WHAT TO WORK ON:
Write out all of the entries exactly as given.

RECORDS FOR THIS EXERCISE:
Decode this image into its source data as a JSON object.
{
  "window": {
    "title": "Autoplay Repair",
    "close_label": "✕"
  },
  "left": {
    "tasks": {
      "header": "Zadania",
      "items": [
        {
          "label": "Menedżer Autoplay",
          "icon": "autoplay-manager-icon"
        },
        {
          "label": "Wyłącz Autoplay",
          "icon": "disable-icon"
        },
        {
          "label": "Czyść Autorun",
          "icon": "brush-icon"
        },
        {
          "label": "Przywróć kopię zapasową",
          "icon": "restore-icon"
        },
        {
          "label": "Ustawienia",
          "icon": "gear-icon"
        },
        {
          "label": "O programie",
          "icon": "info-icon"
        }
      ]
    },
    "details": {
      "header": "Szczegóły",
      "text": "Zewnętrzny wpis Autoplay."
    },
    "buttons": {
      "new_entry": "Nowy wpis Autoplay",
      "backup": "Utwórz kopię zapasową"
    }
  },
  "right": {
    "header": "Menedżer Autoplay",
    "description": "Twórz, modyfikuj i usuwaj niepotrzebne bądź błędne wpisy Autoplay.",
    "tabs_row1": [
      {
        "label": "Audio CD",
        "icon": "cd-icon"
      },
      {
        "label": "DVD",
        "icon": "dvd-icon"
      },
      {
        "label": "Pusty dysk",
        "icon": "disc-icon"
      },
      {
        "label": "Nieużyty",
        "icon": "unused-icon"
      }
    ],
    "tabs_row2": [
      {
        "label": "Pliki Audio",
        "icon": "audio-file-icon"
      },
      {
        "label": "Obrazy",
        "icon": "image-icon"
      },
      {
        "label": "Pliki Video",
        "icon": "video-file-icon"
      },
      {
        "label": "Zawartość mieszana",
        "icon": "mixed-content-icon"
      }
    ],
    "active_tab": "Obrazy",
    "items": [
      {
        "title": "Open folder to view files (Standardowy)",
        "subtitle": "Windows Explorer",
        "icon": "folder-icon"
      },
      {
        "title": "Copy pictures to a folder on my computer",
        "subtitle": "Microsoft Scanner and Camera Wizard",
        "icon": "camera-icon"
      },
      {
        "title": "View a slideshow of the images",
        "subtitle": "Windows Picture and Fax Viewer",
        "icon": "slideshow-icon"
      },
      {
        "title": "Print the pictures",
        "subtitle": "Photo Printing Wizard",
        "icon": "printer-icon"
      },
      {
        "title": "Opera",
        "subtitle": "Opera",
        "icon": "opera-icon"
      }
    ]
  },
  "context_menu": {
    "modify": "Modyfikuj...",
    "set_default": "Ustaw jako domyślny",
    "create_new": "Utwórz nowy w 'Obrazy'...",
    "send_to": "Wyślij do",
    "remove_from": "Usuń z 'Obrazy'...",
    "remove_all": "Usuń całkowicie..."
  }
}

REPLY:
Decode this image into its source data as a JSON object.
{
  "window": {
    "title": "Autoplay Repair",
    "close_label": "✕"
  },
  "left": {
    "tasks": {
      "header": "Zadania",
      "items": [
        {
          "label": "Menedżer Autoplay",
          "icon": "autoplay-manager-icon"
        },
        {
          "label": "Wyłącz Autoplay",
          "icon": "disable-icon"
        },
        {
          "label": "Czyść Autorun",
          "icon": "brush-icon"
        },
        {
          "label": "Przywróć kopię zapasową",
          "icon": "restore-icon"
        },
        {
          "label": "Ustawienia",
          "icon": "gear-icon"
        },
        {
          "label": "O programie",
          "icon": "info-icon"
        }
      ]
    },
    "details": {
      "header": "Szczegóły",
      "text": "Zewnętrzny wpis Autoplay."
    },
    "buttons": {
      "new_entry": "Nowy wpis Autoplay",
      "backup": "Utwórz kopię zapasową"
    }
  },
  "right": {
    "header": "Menedżer Autoplay",
    "description": "Twórz, modyfikuj i usuwaj niepotrzebne bądź błędne wpisy Autoplay.",
    "tabs_row1": [
      {
        "label": "Audio CD",
        "icon": "cd-icon"
      },
      {
        "label": "DVD",
        "icon": "dvd-icon"
      },
      {
        "label": "Pusty dysk",
        "icon": "disc-icon"
      },
      {
        "label": "Nieużyty",
        "icon": "unused-icon"
      }
    ],
    "tabs_row2": [
      {
        "label": "Pliki Audio",
        "icon": "audio-file-icon"
      },
      {
        "label": "Obrazy",
        "icon": "image-icon"
      },
      {
        "label": "Pliki Video",
        "icon": "video-file-icon"
      },
      {
        "label": "Zawartość mieszana",
        "icon": "mixed-content-icon"
      }
    ],
    "active_tab": "Obrazy",
    "items": [
      {
        "title": "Open folder to view files (Standardowy)",
        "subtitle": "Windows Explorer",
        "icon": "folder-icon"
      },
      {
        "title": "Copy pictures to a folder on my computer",
        "subtitle": "Microsoft Scanner and Camera Wizard",
        "icon": "camera-icon"
      },
      {
        "title": "View a slideshow of the images",
        "subtitle": "Windows Picture and Fax Viewer",
        "icon": "slideshow-icon"
      },
      {
        "title": "Print the pictures",
        "subtitle": "Photo Printing Wizard",
        "icon": "printer-icon"
      },
      {
        "title": "Opera",
        "subtitle": "Opera",
        "icon": "opera-icon"
      }
    ]
  },
  "context_menu": {
    "modify": "Modyfikuj...",
    "set_default": "Ustaw jako domyślny",
    "create_new": "Utwórz nowy w 'Obrazy'...",
    "send_to": "Wyślij do",
    "remove_from": "Usuń z 'Obrazy'...",
    "remove_all": "Usuń całkowicie..."
  }
}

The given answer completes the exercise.